Managed Service Companies (MSCs)
New legislation on MSCs was introduced in the Finance Act 2007, with a view to targeting certain structures which had in theory, avoided the IR35 rules.
An MSC is a company (which includes any body corporate or partnership):
- whose business consists wholly or mainly of providing the services of an individual worker to others; and
- where the individual (or an associate) receives the greater part of the monies received in respect of the services provided by the worker; and
- the way in which those payments are made would result in the individual receiving (net of tax and National Insurance) an amount greater than that which would have been received (net of tax and National Insurance) if the payments were treated as employment income; and
- an MSC Provider (or associate) must be involved with the company
An MSC Provider is defined as a person who carries on a business of promoting or facilitating the use of companies to provide the services of individuals.
Involvement with the company
An MSC Provider is said to be involved with the company where the Provider (or an associate):
- benefits financially, on an ongoing basis, from the provision of the services of the individual; or
- influences or controls the provision of those services; or
- influences or controls the way in which payments to the individual (or associates of the individual) are made; or
- influences or controls the company’s finances or any of its activities; or
- gives (or promotes) an undertaking to make good any ‘tax loss’.
The Guidance Notes issued by HMRC stress that ‘influence’ is not merely the provision of advice and list indicators of services which would generally not constitute being involved, such as:

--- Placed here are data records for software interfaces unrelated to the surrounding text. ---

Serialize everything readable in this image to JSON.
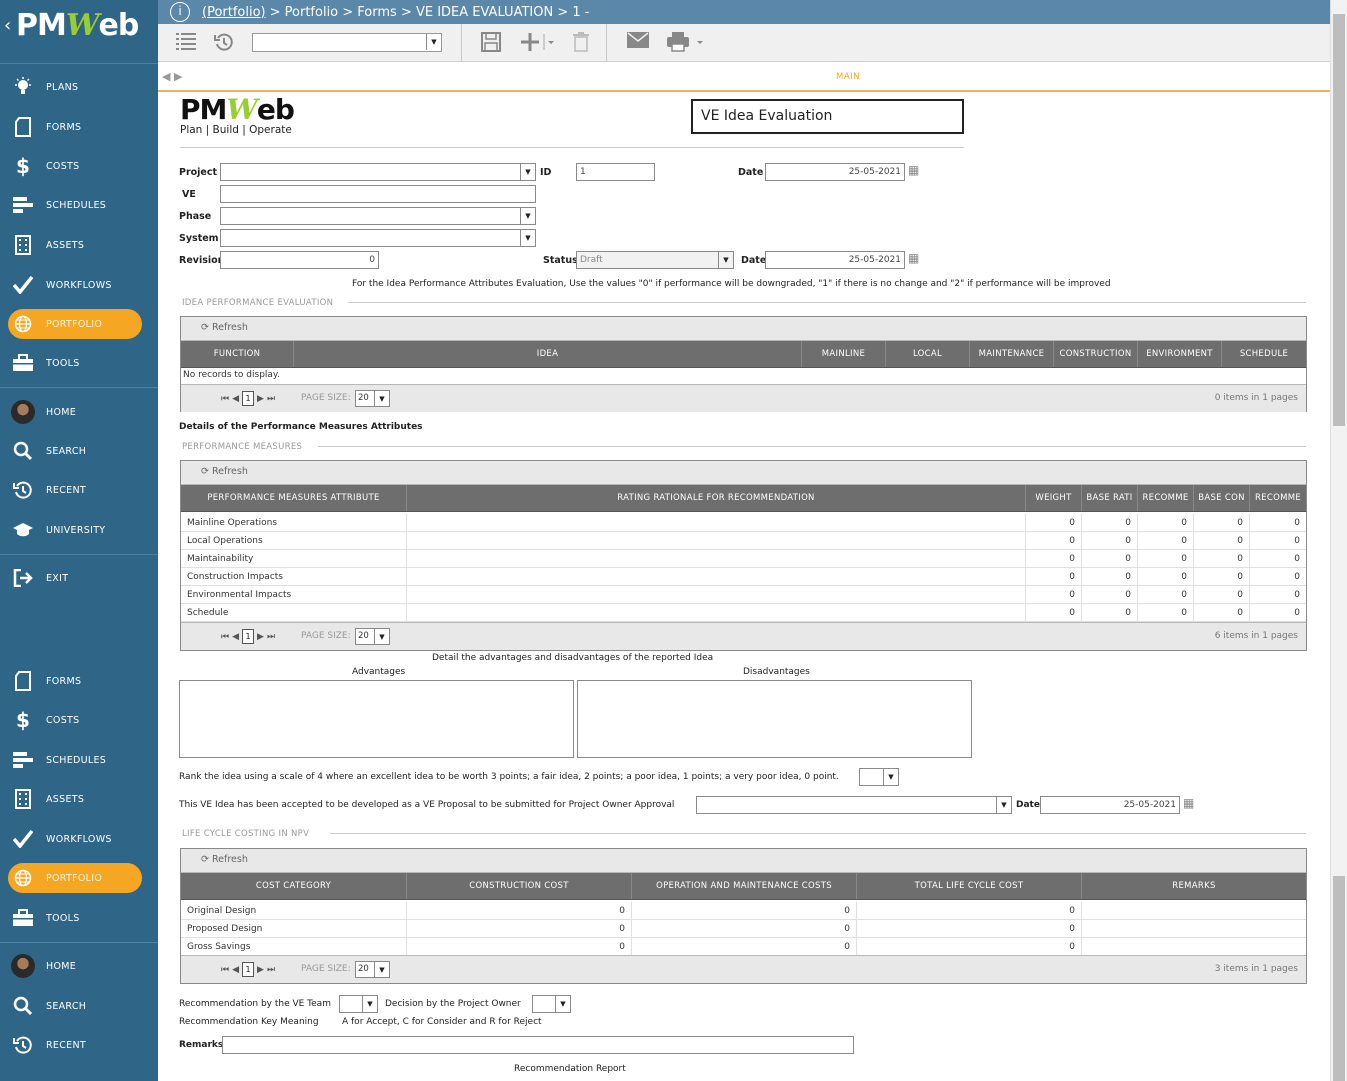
{
  "brand": {
    "logo_text_a": "PM",
    "logo_text_b": "W",
    "logo_text_c": "eb"
  },
  "nav_top": [
    {
      "label": "PLANS",
      "icon": "lightbulb-icon"
    },
    {
      "label": "FORMS",
      "icon": "forms-icon"
    },
    {
      "label": "COSTS",
      "icon": "dollar-icon"
    },
    {
      "label": "SCHEDULES",
      "icon": "schedules-icon"
    },
    {
      "label": "ASSETS",
      "icon": "building-icon"
    },
    {
      "label": "WORKFLOWS",
      "icon": "check-icon"
    },
    {
      "label": "PORTFOLIO",
      "icon": "globe-icon",
      "active": true
    },
    {
      "label": "TOOLS",
      "icon": "toolbox-icon"
    }
  ],
  "nav_user": [
    {
      "label": "HOME",
      "icon": "avatar"
    },
    {
      "label": "SEARCH",
      "icon": "search-icon"
    },
    {
      "label": "RECENT",
      "icon": "recent-icon"
    },
    {
      "label": "UNIVERSITY",
      "icon": "graduation-cap-icon"
    }
  ],
  "nav_exit": {
    "label": "EXIT",
    "icon": "exit-icon"
  },
  "nav_bottom": [
    {
      "label": "FORMS"
    },
    {
      "label": "COSTS"
    },
    {
      "label": "SCHEDULES"
    },
    {
      "label": "ASSETS"
    },
    {
      "label": "WORKFLOWS"
    },
    {
      "label": "PORTFOLIO",
      "active": true
    },
    {
      "label": "TOOLS"
    },
    {
      "label": "HOME"
    },
    {
      "label": "SEARCH"
    },
    {
      "label": "RECENT"
    }
  ],
  "breadcrumb": {
    "link": "(Portfolio)",
    "rest": "> Portfolio > Forms > VE IDEA EVALUATION > 1 -"
  },
  "tabs": {
    "main": "MAIN"
  },
  "form": {
    "logo_tagline": "Plan | Build | Operate",
    "title": "VE Idea Evaluation",
    "project_label": "Project",
    "id_label": "ID",
    "id_value": "1",
    "date_label": "Date",
    "date_value": "25-05-2021",
    "ve_label": "VE",
    "phase_label": "Phase",
    "system_label": "System",
    "revision_label": "Revision",
    "revision_value": "0",
    "status_label": "Status",
    "status_value": "Draft",
    "date2_label": "Date",
    "date2_value": "25-05-2021",
    "instructions": "For the Idea Performance Attributes Evaluation, Use the values \"0\" if performance will be downgraded, \"1\" if there is no change and \"2\" if performance will be improved"
  },
  "idea_grid": {
    "section": "IDEA PERFORMANCE EVALUATION",
    "refresh": "Refresh",
    "columns": [
      "FUNCTION",
      "IDEA",
      "MAINLINE",
      "LOCAL",
      "MAINTENANCE",
      "CONSTRUCTION",
      "ENVIRONMENT",
      "SCHEDULE"
    ],
    "empty": "No records to display.",
    "page": "1",
    "page_size_label": "PAGE SIZE:",
    "page_size": "20",
    "count": "0 items in 1 pages"
  },
  "pm_details_label": "Details of the Performance Measures Attributes",
  "pm_grid": {
    "section": "PERFORMANCE MEASURES",
    "refresh": "Refresh",
    "columns": [
      "PERFORMANCE MEASURES ATTRIBUTE",
      "RATING RATIONALE FOR RECOMMENDATION",
      "WEIGHT",
      "BASE RATI",
      "RECOMME",
      "BASE CON",
      "RECOMME"
    ],
    "rows": [
      [
        "Mainline Operations",
        "",
        "0",
        "0",
        "0",
        "0",
        "0"
      ],
      [
        "Local Operations",
        "",
        "0",
        "0",
        "0",
        "0",
        "0"
      ],
      [
        "Maintainability",
        "",
        "0",
        "0",
        "0",
        "0",
        "0"
      ],
      [
        "Construction Impacts",
        "",
        "0",
        "0",
        "0",
        "0",
        "0"
      ],
      [
        "Environmental Impacts",
        "",
        "0",
        "0",
        "0",
        "0",
        "0"
      ],
      [
        "Schedule",
        "",
        "0",
        "0",
        "0",
        "0",
        "0"
      ]
    ],
    "page": "1",
    "page_size_label": "PAGE SIZE:",
    "page_size": "20",
    "count": "6 items in 1 pages"
  },
  "adv": {
    "heading": "Detail the advantages and disadvantages of the reported Idea",
    "advantages": "Advantages",
    "disadvantages": "Disadvantages"
  },
  "rank_label": "Rank the idea using a scale of 4 where an excellent idea to be worth 3 points; a fair idea, 2 points; a poor idea, 1 points; a very poor idea, 0 point.",
  "accepted_label": "This VE Idea has been accepted to be developed as a VE Proposal to be submitted for Project Owner Approval",
  "accepted_date_label": "Date",
  "accepted_date_value": "25-05-2021",
  "lcc_grid": {
    "section": "LIFE CYCLE COSTING IN NPV",
    "refresh": "Refresh",
    "columns": [
      "COST CATEGORY",
      "CONSTRUCTION COST",
      "OPERATION AND MAINTENANCE COSTS",
      "TOTAL LIFE CYCLE COST",
      "REMARKS"
    ],
    "rows": [
      [
        "Original Design",
        "0",
        "0",
        "0",
        ""
      ],
      [
        "Proposed Design",
        "0",
        "0",
        "0",
        ""
      ],
      [
        "Gross Savings",
        "0",
        "0",
        "0",
        ""
      ]
    ],
    "page": "1",
    "page_size_label": "PAGE SIZE:",
    "page_size": "20",
    "count": "3 items in 1 pages"
  },
  "recommendation": {
    "ve_team_label": "Recommendation by the VE Team",
    "owner_label": "Decision by the Project Owner",
    "key_label": "Recommendation Key Meaning",
    "key_value": "A for Accept, C for Consider and R for Reject",
    "remarks_label": "Remarks",
    "report_label": "Recommendation Report"
  }
}
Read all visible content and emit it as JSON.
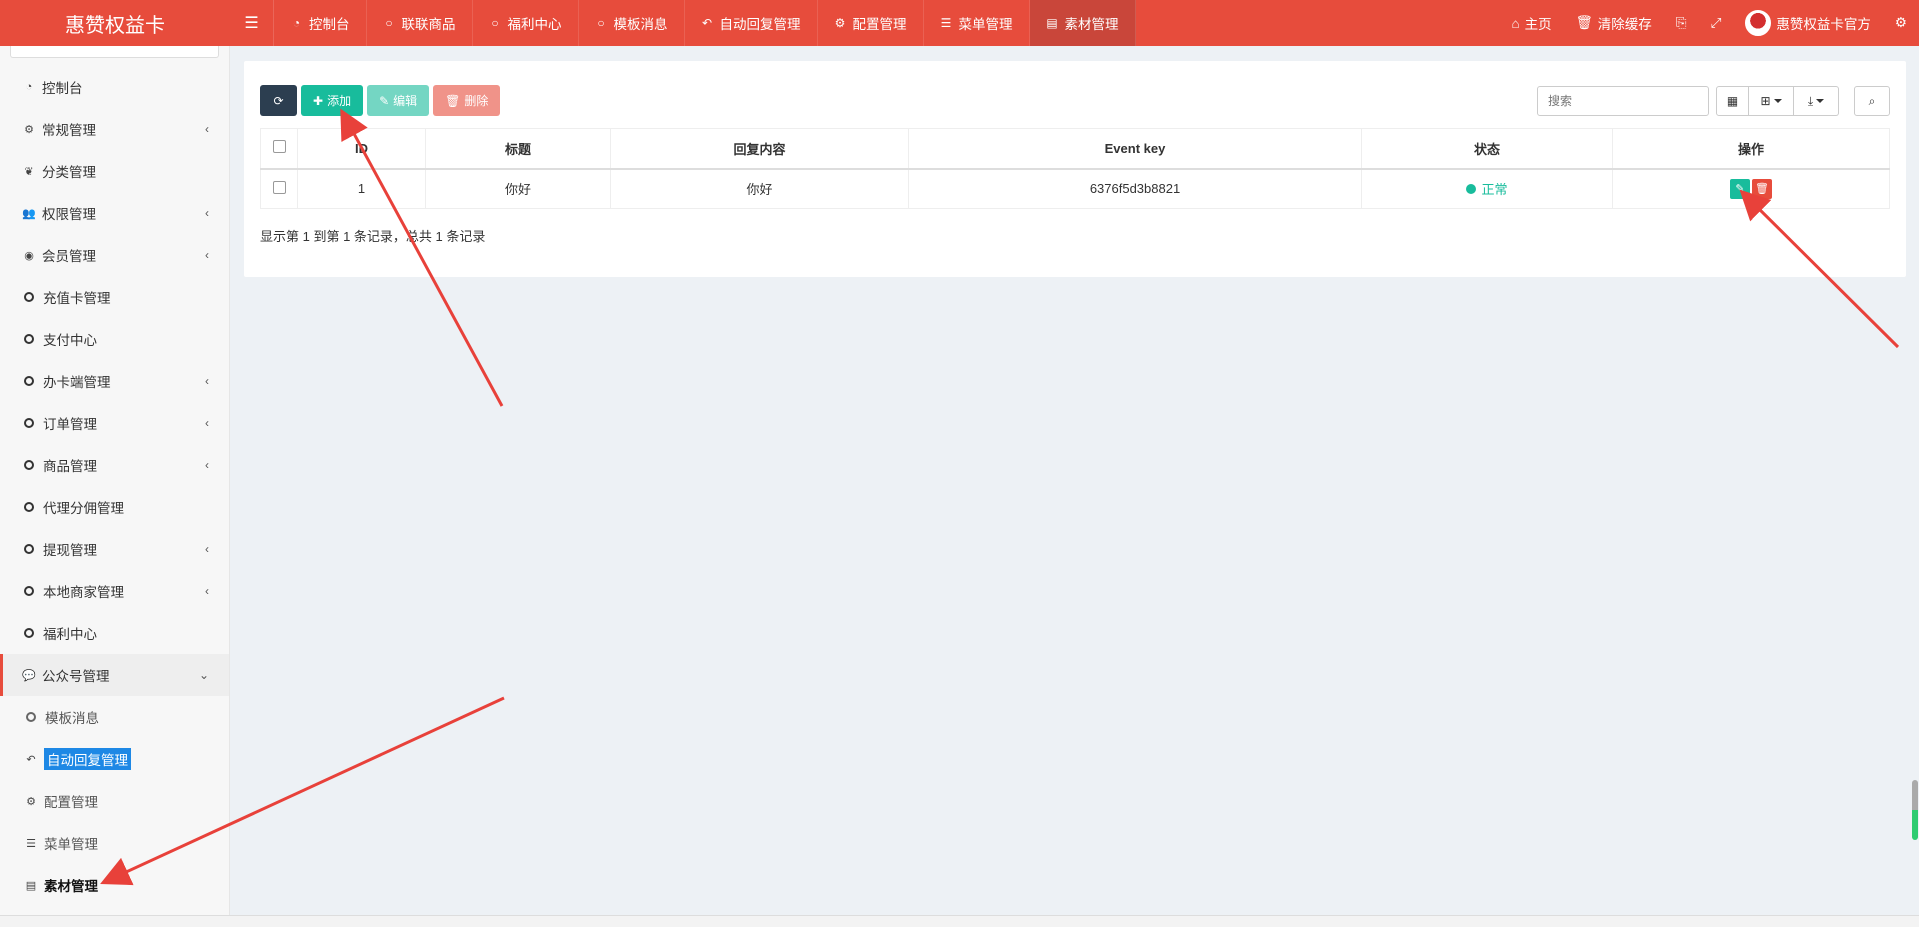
{
  "brand": "惠赞权益卡",
  "topnav": {
    "tabs": [
      {
        "icon": "dashboard-icon",
        "label": "控制台",
        "active": false
      },
      {
        "icon": "circle-icon",
        "label": "联联商品",
        "active": false
      },
      {
        "icon": "circle-icon",
        "label": "福利中心",
        "active": false
      },
      {
        "icon": "circle-icon",
        "label": "模板消息",
        "active": false
      },
      {
        "icon": "reply-icon",
        "label": "自动回复管理",
        "active": false
      },
      {
        "icon": "gear-icon",
        "label": "配置管理",
        "active": false
      },
      {
        "icon": "list-icon",
        "label": "菜单管理",
        "active": false
      },
      {
        "icon": "list-alt-icon",
        "label": "素材管理",
        "active": true
      }
    ],
    "right": {
      "home": "主页",
      "clear_cache": "清除缓存",
      "username": "惠赞权益卡官方"
    }
  },
  "sidebar": {
    "items": [
      {
        "label": "控制台",
        "icon": "dashboard-icon",
        "has_children": false
      },
      {
        "label": "常规管理",
        "icon": "cogs-icon",
        "has_children": true
      },
      {
        "label": "分类管理",
        "icon": "leaf-icon",
        "has_children": false
      },
      {
        "label": "权限管理",
        "icon": "group-icon",
        "has_children": true
      },
      {
        "label": "会员管理",
        "icon": "user-circle-icon",
        "has_children": true
      },
      {
        "label": "充值卡管理",
        "icon": "circle-icon",
        "has_children": false
      },
      {
        "label": "支付中心",
        "icon": "circle-icon",
        "has_children": false
      },
      {
        "label": "办卡端管理",
        "icon": "circle-icon",
        "has_children": true
      },
      {
        "label": "订单管理",
        "icon": "circle-icon",
        "has_children": true
      },
      {
        "label": "商品管理",
        "icon": "circle-icon",
        "has_children": true
      },
      {
        "label": "代理分佣管理",
        "icon": "circle-icon",
        "has_children": false
      },
      {
        "label": "提现管理",
        "icon": "circle-icon",
        "has_children": true
      },
      {
        "label": "本地商家管理",
        "icon": "circle-icon",
        "has_children": true
      },
      {
        "label": "福利中心",
        "icon": "circle-icon",
        "has_children": false
      }
    ],
    "open_group": {
      "label": "公众号管理",
      "icon": "wechat-icon",
      "children": [
        {
          "label": "模板消息",
          "icon": "circle-icon"
        },
        {
          "label": "自动回复管理",
          "icon": "reply-icon"
        },
        {
          "label": "配置管理",
          "icon": "gear-icon"
        },
        {
          "label": "菜单管理",
          "icon": "list-icon"
        },
        {
          "label": "素材管理",
          "icon": "list-alt-icon"
        }
      ]
    }
  },
  "toolbar": {
    "add_label": "添加",
    "edit_label": "编辑",
    "delete_label": "删除",
    "search_placeholder": "搜索"
  },
  "table": {
    "headers": [
      "ID",
      "标题",
      "回复内容",
      "Event key",
      "状态",
      "操作"
    ],
    "rows": [
      {
        "id": "1",
        "title": "你好",
        "content": "你好",
        "event_key": "6376f5d3b8821",
        "status": "正常"
      }
    ]
  },
  "pagination_text": "显示第 1 到第 1 条记录，总共 1 条记录",
  "colors": {
    "primary_red": "#e74c3c",
    "success": "#18bc9c",
    "dark": "#2c3e50"
  }
}
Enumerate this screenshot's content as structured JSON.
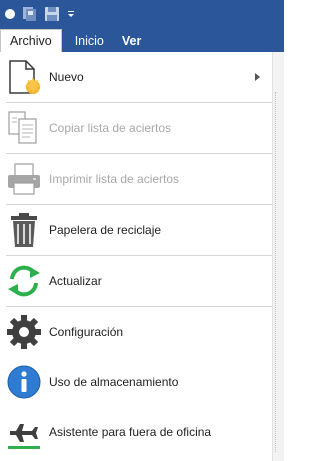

- Company formation and set up
- Acting as a registered office
- Providing advice only on whether IR35 applies to a particular engagement
- Providing advice only on remuneration packages and expenses claims
- Operating a payroll service
The Guidance Notes also list indicators of services that would generally constitute being involved with a client company:
- Providing a standardised package where not all the income of all the persons working through the company is treated as employment income
- Being a director or company secretary
- Managing the company’s bank account or finances through a separate account
- Charging fees based on the number of invoices raised/payroll runs, where this represents a link to the provision of the services of the worker
There are statutory exemptions for the normal activities of professional advisers such as accountants, lawyers and employment agencies. However, the exemption ceases to apply where their business substantially involves marketing and/or promoting ‘personal service companies’.
Deemed employment payments
An MSC will have to operate PAYE and Class 1 NIC on all payments caught by the above rules.
The payments are adjusted for any amounts already treated as earnings by the MSC, and may be adjusted for any expenses that would be tax-deductible if the worker had been employed directly by the company’s client and had paid the expenses from his/her taxable earnings. This wording is designed to ensure that travel costs to the client’s premises, and associated accommodation and subsistence costs, will not be tax-deductible.
The resulting payment after allowable expenses represents the deemed employment payment and the employers NIC thereon.
MSC Providers should note that they have a potential liability for any unpaid PAYE and NIC liabilities of any MSC with which they are ‘involved’.
Personal Service Companies which are not MSCs continue to fall within the Intermediaries legislation (commonly known as “IR35”).